-------- Data supplied --------
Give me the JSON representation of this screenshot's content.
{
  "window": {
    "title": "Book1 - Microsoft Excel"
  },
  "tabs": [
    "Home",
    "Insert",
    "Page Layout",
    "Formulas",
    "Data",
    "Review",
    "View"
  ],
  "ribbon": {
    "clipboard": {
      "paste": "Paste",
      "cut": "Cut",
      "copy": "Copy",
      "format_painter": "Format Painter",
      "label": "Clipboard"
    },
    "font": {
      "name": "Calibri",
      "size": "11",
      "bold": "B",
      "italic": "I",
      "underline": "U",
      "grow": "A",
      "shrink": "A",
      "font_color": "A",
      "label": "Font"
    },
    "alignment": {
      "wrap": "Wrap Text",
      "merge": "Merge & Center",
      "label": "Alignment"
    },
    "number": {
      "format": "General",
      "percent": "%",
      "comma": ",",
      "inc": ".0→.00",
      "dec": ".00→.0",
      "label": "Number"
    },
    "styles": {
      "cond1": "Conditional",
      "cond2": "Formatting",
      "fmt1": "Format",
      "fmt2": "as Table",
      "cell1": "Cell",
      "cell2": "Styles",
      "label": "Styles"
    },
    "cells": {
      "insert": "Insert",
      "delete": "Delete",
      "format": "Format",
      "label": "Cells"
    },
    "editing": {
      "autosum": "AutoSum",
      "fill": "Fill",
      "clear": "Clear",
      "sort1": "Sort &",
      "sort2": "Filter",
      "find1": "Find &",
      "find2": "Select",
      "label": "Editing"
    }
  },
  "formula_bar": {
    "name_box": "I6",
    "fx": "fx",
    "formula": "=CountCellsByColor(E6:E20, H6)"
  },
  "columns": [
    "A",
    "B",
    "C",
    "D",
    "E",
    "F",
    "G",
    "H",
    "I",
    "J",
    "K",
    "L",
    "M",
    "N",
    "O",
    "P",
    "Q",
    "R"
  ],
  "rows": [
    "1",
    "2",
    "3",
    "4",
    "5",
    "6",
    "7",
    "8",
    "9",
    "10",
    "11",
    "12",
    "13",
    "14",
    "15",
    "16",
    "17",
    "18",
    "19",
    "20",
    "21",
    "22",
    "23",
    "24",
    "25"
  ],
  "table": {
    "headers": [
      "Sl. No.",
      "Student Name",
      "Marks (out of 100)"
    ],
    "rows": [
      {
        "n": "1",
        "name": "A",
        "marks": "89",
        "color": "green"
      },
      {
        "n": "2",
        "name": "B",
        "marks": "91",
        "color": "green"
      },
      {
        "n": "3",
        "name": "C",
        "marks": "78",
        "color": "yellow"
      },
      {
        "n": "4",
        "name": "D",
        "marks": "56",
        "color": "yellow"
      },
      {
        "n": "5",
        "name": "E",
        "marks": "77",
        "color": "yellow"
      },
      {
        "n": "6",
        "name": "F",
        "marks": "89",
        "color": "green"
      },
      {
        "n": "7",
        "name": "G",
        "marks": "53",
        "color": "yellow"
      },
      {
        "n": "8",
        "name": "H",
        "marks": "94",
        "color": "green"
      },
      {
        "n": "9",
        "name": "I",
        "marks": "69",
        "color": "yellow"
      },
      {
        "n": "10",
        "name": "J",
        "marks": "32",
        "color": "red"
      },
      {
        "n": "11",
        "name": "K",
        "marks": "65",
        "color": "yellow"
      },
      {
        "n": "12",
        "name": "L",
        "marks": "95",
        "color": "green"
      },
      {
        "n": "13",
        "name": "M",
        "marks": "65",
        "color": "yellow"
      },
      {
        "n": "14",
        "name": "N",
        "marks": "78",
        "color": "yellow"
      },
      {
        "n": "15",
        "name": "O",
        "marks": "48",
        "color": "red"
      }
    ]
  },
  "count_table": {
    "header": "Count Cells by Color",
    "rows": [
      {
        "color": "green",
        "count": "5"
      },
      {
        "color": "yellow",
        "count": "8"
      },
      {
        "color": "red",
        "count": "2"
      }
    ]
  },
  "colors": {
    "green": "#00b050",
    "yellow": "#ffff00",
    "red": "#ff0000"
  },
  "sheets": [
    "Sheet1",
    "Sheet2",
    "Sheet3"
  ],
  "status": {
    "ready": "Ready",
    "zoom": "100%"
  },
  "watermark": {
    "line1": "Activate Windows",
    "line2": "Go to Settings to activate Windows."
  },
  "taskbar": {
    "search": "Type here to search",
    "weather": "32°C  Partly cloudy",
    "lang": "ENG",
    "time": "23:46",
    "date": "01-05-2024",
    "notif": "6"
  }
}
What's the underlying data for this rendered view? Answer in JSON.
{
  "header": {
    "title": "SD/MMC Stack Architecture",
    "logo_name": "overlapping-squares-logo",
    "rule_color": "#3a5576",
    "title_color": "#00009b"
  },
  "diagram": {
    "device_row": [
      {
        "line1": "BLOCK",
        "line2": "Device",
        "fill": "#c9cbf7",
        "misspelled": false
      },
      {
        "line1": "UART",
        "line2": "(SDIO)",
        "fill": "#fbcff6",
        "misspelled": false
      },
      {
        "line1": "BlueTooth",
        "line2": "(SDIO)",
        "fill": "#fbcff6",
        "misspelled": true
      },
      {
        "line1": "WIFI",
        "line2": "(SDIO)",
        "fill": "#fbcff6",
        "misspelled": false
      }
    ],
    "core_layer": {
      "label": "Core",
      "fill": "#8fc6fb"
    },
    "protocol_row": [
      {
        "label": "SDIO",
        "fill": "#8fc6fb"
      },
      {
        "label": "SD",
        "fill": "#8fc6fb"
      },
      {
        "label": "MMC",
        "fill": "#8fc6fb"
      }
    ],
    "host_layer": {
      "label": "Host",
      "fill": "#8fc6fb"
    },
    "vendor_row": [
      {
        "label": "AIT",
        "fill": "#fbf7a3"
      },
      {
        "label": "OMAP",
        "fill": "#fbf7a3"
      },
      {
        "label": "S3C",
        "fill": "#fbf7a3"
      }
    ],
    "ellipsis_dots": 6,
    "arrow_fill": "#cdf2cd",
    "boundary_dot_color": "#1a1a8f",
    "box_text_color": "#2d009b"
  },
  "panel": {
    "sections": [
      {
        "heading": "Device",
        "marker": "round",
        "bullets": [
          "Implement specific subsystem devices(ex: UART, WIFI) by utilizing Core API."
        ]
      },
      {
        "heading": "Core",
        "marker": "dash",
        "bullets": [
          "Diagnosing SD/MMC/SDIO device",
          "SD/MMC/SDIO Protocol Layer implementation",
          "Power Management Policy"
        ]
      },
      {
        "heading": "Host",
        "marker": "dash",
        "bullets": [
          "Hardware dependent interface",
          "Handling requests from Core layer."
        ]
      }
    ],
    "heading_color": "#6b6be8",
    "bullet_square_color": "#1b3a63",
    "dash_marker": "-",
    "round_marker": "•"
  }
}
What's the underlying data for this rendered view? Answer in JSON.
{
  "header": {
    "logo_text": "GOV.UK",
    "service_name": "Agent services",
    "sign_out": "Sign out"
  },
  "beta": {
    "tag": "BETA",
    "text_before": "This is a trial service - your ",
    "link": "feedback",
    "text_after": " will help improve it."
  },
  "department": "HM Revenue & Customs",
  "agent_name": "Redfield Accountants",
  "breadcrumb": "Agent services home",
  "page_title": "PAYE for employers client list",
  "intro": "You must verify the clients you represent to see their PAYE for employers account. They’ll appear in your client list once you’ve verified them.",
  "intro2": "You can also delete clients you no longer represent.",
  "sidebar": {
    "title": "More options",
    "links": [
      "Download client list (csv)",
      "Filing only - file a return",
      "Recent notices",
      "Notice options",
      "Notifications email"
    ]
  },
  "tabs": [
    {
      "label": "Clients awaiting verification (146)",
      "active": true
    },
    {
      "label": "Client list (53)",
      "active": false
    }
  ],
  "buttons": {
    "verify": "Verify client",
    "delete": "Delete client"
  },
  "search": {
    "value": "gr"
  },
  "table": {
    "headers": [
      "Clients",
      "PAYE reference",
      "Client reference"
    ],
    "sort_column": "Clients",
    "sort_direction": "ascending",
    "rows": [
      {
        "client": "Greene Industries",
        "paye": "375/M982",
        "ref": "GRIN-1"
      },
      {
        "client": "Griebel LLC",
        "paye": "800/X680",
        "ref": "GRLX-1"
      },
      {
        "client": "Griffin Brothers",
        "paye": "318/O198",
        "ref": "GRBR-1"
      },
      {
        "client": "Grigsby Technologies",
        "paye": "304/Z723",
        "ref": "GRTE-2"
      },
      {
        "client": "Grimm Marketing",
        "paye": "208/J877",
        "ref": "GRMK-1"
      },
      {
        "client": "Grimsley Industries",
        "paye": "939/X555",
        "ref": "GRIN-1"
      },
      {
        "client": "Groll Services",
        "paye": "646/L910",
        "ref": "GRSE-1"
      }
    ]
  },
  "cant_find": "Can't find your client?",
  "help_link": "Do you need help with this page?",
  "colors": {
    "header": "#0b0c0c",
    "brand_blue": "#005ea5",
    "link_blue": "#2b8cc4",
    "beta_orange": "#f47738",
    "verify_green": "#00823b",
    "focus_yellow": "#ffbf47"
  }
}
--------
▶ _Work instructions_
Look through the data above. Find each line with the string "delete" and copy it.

▶ _Your solution_
      "delete": "Delete",
  "intro2": "You can also delete clients you no longer represent.",
    "delete": "Delete client"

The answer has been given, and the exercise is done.